YOUR OBJECTIVE: Please state the number of lines in the entries below where the word "title" appears. Include nothing else.

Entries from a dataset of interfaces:
▼▼▼

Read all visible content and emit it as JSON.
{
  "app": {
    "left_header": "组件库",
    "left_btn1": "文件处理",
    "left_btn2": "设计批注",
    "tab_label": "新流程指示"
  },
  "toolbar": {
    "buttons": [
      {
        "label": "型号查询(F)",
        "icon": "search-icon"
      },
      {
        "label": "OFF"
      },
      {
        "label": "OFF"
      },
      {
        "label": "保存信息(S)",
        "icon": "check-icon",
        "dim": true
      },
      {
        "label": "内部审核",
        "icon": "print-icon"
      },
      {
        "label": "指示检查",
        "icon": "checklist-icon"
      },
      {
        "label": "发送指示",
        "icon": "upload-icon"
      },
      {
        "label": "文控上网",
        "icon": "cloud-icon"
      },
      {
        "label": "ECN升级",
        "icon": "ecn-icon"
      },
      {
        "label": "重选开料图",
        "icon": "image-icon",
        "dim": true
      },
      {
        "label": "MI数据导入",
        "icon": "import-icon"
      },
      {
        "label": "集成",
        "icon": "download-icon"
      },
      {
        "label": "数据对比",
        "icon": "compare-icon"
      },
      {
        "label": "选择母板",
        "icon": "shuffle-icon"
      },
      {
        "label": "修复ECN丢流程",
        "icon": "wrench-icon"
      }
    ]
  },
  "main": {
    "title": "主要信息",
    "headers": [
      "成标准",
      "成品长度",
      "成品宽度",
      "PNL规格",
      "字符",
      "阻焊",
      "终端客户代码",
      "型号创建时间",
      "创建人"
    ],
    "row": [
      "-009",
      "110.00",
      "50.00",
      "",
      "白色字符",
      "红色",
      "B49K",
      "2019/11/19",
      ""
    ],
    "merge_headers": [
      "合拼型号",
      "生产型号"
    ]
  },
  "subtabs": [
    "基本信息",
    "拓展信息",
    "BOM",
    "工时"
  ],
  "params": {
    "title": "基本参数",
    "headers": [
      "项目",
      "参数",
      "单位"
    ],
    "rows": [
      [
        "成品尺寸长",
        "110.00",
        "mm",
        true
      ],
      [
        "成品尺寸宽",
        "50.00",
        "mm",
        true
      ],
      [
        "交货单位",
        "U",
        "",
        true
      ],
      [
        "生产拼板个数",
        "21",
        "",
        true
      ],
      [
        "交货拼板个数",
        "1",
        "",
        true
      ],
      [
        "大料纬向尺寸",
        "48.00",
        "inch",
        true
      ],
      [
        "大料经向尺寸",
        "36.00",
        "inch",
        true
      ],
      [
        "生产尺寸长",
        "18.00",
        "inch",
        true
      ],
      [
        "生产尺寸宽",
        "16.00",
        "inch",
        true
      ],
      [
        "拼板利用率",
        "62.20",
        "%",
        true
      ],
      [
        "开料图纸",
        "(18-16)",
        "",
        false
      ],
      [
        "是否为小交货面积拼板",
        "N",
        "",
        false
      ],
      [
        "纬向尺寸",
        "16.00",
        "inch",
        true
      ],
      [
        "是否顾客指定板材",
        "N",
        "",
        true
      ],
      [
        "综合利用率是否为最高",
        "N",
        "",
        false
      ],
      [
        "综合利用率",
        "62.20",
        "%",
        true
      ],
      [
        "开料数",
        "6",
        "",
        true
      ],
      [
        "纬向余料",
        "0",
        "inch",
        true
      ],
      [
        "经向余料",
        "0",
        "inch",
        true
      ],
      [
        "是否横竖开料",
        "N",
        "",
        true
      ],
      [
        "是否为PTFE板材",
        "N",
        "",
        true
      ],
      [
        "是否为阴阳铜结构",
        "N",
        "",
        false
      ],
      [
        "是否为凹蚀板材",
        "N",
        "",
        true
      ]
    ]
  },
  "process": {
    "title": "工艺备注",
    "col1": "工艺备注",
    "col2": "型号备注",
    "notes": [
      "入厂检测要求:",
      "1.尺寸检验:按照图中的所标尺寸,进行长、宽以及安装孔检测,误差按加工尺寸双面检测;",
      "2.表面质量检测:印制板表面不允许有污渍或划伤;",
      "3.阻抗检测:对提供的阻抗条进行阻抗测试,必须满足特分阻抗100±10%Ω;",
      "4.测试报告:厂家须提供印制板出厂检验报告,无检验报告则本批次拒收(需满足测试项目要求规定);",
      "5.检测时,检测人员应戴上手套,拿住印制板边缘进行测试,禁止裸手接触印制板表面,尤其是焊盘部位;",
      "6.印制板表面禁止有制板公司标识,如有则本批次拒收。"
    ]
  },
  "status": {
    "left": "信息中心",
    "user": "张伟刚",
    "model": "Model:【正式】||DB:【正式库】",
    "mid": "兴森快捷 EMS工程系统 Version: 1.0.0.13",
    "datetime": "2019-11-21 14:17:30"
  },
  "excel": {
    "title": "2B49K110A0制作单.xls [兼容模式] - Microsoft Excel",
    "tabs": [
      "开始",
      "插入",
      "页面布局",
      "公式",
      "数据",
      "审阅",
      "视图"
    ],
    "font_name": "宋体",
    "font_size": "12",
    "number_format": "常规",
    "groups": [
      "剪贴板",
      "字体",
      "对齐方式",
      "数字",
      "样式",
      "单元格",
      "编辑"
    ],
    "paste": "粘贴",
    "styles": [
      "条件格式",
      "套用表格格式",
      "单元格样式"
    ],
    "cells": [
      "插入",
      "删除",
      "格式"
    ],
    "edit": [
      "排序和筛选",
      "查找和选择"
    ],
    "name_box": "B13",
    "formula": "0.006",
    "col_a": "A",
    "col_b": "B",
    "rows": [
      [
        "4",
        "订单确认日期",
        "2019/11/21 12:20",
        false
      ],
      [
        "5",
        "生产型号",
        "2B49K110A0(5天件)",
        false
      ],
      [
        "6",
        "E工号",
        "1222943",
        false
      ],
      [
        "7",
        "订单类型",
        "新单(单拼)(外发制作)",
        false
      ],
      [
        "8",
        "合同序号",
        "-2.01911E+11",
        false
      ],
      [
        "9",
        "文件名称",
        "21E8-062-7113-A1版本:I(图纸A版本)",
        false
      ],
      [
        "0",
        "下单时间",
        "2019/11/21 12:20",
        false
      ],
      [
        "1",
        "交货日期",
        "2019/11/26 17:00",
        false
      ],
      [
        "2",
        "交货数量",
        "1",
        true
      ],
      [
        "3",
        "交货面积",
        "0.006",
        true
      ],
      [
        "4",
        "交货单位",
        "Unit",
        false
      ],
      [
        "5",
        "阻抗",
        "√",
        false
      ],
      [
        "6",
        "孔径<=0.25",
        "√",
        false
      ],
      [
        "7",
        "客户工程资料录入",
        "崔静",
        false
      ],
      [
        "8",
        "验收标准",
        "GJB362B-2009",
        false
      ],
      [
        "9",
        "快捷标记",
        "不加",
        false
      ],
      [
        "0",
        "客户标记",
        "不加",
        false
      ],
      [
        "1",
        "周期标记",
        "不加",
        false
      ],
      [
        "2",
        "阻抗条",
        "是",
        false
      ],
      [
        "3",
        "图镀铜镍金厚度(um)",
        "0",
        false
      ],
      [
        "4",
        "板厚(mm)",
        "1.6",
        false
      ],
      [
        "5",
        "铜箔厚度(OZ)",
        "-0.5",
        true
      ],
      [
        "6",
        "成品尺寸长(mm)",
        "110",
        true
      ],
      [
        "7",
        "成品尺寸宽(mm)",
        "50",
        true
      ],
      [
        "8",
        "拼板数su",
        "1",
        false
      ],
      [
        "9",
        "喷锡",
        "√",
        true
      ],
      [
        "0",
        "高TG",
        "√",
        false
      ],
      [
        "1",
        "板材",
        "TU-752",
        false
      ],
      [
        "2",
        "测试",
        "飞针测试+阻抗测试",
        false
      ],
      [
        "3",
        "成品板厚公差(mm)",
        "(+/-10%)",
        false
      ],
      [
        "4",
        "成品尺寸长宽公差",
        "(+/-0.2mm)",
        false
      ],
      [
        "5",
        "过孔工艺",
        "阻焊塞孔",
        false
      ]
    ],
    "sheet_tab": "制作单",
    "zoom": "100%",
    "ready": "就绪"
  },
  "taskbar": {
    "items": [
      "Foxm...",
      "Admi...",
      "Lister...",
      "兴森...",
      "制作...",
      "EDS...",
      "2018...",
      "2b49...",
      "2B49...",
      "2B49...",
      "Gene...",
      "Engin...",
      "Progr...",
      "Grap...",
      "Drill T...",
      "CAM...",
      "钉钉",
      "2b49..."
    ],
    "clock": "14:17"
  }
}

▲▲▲

TASK RESPONSE: 4